I set out to track down the plaintiffs to hear in their own words why they had decided to take part in the case, and it soon became evident that CEI had struggled to find suitable candidates. Three of the four plaintiffs are nearly eligible for Medicare, meaning their objections to Obamacare will soon be moot.
This is important because you can’t sue for an injury if you… don’t have an injury. The fact that most of the plaintiffs will soon get even cheaper insurance from the government than they could from the private companies on the Obamacare web site? No harm, no foul.
Two of them appear to qualify for hardship exemptions – that is, they are not forced to acquire insurance or pay fines because even with a subsidy insurance would eat up too much of their incomes – so it’s unclear how Obamacare had burdened them.
So in addition to getting Free Government Insurance For Life in the next year or two, some of the plaintiffs also get to skip out on Obamacare altogether because they have a financial hardship today.
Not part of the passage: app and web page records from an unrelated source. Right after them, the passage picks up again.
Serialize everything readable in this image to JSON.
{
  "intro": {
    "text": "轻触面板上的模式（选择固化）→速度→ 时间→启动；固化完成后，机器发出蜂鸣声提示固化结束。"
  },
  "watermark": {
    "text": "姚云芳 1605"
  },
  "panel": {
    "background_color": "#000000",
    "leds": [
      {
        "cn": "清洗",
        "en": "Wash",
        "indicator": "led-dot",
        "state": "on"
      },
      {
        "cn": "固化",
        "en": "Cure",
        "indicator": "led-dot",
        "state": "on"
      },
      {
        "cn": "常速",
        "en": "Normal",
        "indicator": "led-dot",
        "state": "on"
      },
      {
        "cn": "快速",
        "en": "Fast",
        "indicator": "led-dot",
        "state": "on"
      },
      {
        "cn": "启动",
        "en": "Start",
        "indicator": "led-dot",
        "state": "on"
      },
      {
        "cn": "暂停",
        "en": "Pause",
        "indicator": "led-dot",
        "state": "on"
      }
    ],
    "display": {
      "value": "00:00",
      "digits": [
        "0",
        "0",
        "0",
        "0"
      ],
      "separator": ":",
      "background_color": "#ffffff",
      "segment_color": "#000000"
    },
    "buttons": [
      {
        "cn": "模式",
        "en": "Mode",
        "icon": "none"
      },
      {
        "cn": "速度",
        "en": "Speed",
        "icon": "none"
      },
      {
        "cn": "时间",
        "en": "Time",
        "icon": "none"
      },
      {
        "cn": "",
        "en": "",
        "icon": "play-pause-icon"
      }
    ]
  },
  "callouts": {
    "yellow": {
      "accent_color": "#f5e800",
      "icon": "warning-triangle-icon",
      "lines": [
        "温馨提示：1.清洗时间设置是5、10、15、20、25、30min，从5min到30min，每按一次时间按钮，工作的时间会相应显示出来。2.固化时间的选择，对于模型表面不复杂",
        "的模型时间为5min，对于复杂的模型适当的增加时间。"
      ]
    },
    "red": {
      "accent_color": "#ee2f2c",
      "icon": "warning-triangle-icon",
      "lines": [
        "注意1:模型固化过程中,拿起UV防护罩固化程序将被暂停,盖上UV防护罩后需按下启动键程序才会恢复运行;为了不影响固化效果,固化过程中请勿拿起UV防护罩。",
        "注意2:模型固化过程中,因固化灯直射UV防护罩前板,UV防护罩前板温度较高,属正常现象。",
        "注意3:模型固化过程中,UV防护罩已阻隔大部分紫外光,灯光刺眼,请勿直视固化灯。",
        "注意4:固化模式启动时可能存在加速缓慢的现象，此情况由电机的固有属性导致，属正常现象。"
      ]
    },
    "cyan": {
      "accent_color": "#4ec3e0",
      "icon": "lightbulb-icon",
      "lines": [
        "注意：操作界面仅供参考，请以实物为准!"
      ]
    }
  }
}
Okay. Well, all they need is one plaintiff with an actual legally redressable injury. It just seems odd that they grabbed four, and there are five big problems.
Also, one of the plaintiffs is a veteran who receives free healthcare from the government, meaning he doesn’t have to pay for private insurance from the Obamacare site either. So, uh, six big problems.
Yet most curious of all, one of the plaintiffs did not recall exactly how she’d been recruited for the case and seemed unaware of the possible consequences if she wins. Told that millions could lose their health coverage if the Supreme Court rules in her favor, she said that she didn’t want this to happen.
Mencimer has profiles of each of the plaintiffs in her piece, but if I’m the lawyer for these folks, I’m telling them to stop talking to the press yesterday. And also, if I’m the lawyer for these folks, I’m probably not talking to the press either:
[Plaintiffs’ lead attorney Michael] Carvin, an attorney at the law firm of Jones Day, bristled when I asked him whether the difficulty in securing solid plaintiffs suggested that there are not many Americans interested in wiping out health coverage for millions of their fellow citizens.
“Linda Brown was the only plaintiff in Brown v. Board of Education,” he retorted, invoking the famous Supreme Court case that led to school desegregation. “Does that suggest there weren’t a lot of people who supported her point of view?” (In fact, Linda Brown was one of 13 plaintiffs in that case, which was filed as a class action. The Supreme Court decision in Brown also included four other cases dealing with public school segregation that had been consolidated. The combined cases in Brown involved dozens of plaintiffs.)
One More Thing
In point of fact, the Mencimer article starts out with a recitation of scary conservative bogeymen, which may or may not double as SEO terms. The subtext is that this lawsuit is orchestrated by powerful political interests on The Other Side. And wouldn’t you know? Those scary bogeymen have lots of money! They’re starting lawsuits on purpose!
But Brown v. Board of Education itself was the culmination of a very carefully orchestrated legal campaign. The NAACP’s Legal Defense and Education Fund (including the future Supreme Court Justice Thurgood Marshall) picked and chose winning plaintiffs and lawsuits for decades before they ever got to Brown. So, uh, let’s not get carried away with the bogeyman.